## THE RECORDS

####

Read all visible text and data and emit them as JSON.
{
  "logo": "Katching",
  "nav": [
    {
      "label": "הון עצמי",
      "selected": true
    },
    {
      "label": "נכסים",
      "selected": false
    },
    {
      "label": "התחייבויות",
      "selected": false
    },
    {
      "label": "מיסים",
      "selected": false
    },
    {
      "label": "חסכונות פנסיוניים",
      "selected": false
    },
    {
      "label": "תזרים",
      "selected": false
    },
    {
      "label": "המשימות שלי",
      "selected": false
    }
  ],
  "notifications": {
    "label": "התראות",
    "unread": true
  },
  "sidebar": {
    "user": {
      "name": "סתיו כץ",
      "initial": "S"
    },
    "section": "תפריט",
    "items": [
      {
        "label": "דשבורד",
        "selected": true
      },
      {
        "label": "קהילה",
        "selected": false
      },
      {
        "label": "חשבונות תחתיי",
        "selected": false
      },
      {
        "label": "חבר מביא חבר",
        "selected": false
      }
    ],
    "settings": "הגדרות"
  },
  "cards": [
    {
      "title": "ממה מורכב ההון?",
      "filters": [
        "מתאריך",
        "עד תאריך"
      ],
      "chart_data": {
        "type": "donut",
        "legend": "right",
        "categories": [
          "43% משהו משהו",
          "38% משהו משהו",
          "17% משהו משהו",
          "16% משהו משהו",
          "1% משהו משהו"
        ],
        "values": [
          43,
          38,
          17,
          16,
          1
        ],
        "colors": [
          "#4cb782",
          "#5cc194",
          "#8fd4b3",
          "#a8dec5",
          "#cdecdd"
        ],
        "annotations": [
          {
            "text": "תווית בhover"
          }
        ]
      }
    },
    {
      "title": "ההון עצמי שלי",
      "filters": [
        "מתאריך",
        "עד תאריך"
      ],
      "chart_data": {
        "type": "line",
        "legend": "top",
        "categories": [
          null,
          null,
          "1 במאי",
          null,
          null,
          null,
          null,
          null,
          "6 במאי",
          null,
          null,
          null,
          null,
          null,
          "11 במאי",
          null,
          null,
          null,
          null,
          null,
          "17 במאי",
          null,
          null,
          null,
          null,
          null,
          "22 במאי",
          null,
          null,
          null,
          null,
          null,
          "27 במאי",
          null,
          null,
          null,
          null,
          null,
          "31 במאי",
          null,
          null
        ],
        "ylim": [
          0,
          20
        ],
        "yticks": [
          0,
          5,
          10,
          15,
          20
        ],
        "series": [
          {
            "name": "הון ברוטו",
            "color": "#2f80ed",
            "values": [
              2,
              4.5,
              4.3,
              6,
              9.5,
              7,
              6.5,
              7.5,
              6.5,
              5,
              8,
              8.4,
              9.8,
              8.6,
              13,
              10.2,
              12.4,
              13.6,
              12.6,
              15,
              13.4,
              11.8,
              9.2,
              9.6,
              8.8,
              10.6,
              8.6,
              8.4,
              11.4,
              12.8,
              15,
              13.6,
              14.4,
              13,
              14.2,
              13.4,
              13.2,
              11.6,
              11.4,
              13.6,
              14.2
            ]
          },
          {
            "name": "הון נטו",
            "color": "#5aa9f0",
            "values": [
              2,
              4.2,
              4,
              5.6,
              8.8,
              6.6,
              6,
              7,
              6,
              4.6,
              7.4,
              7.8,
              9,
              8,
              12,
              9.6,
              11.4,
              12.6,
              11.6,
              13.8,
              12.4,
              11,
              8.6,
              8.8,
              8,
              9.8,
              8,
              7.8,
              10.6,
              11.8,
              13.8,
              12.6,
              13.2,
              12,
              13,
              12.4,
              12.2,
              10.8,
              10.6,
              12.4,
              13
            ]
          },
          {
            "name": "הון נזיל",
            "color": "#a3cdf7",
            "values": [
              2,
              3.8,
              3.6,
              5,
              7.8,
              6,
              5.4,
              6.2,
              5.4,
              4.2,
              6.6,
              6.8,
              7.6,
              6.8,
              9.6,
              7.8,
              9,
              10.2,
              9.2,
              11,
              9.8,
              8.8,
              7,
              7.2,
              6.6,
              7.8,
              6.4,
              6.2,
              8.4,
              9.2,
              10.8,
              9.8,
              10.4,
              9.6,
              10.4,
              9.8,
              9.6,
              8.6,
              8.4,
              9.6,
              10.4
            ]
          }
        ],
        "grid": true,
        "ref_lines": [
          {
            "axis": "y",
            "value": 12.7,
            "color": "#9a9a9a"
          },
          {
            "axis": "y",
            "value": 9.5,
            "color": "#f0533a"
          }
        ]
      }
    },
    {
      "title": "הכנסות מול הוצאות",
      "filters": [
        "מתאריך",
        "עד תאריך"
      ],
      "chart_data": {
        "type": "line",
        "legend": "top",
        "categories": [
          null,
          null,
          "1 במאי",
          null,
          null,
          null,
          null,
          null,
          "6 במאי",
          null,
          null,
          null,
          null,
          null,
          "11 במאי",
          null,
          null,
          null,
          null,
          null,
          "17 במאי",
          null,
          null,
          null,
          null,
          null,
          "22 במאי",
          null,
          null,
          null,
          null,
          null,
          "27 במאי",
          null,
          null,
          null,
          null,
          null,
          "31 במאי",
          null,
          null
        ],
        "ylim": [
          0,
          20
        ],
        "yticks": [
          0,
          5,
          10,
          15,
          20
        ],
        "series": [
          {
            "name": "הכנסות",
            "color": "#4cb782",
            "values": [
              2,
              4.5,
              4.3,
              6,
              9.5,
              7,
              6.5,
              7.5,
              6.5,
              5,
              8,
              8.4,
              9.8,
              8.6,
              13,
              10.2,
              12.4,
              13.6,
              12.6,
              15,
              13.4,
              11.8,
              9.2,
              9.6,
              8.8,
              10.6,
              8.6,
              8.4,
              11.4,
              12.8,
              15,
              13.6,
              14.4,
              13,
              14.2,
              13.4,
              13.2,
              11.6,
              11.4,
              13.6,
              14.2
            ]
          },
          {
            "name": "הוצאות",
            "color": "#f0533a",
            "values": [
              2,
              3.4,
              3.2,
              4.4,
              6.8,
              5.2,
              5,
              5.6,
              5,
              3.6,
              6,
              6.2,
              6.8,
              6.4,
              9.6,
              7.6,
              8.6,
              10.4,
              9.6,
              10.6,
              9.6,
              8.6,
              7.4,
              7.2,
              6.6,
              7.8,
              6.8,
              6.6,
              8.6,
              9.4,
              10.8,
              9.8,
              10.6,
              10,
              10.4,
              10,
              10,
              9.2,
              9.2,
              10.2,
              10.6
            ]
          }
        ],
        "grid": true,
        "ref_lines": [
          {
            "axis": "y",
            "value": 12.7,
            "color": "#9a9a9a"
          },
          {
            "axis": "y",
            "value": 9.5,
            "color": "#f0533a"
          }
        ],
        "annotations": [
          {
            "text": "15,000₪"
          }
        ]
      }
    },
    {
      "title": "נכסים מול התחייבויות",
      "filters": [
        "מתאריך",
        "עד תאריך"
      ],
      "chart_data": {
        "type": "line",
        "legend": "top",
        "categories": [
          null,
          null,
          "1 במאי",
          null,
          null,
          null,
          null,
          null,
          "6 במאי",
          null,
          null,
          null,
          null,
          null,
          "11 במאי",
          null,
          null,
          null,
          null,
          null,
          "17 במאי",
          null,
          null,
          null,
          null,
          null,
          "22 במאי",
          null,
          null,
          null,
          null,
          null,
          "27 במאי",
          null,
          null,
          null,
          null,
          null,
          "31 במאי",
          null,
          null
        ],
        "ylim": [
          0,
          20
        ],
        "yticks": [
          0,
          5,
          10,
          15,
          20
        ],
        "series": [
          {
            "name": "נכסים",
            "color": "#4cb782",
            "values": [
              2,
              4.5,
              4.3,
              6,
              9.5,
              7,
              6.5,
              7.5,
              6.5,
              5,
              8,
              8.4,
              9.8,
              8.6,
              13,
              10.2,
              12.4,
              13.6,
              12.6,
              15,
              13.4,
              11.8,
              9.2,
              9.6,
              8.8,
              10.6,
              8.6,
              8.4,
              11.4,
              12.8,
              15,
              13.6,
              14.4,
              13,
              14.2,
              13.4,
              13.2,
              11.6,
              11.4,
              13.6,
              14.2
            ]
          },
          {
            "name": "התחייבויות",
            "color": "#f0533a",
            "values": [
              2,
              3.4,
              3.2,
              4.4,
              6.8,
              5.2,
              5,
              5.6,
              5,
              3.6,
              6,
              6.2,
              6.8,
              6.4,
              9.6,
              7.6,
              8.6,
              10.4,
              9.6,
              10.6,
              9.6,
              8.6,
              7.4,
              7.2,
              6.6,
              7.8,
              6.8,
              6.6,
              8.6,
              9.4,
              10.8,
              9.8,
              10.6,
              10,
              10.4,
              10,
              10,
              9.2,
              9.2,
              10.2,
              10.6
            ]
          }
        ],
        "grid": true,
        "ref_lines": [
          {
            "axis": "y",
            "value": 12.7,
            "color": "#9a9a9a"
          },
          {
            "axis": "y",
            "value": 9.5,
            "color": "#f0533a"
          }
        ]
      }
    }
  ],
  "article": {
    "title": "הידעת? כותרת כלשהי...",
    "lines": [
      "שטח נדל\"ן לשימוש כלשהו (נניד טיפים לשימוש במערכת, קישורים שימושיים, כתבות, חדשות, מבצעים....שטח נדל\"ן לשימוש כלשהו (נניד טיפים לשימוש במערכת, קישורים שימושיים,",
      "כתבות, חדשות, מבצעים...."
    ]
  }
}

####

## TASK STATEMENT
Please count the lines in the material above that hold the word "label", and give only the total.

## WRITTEN REPLY
12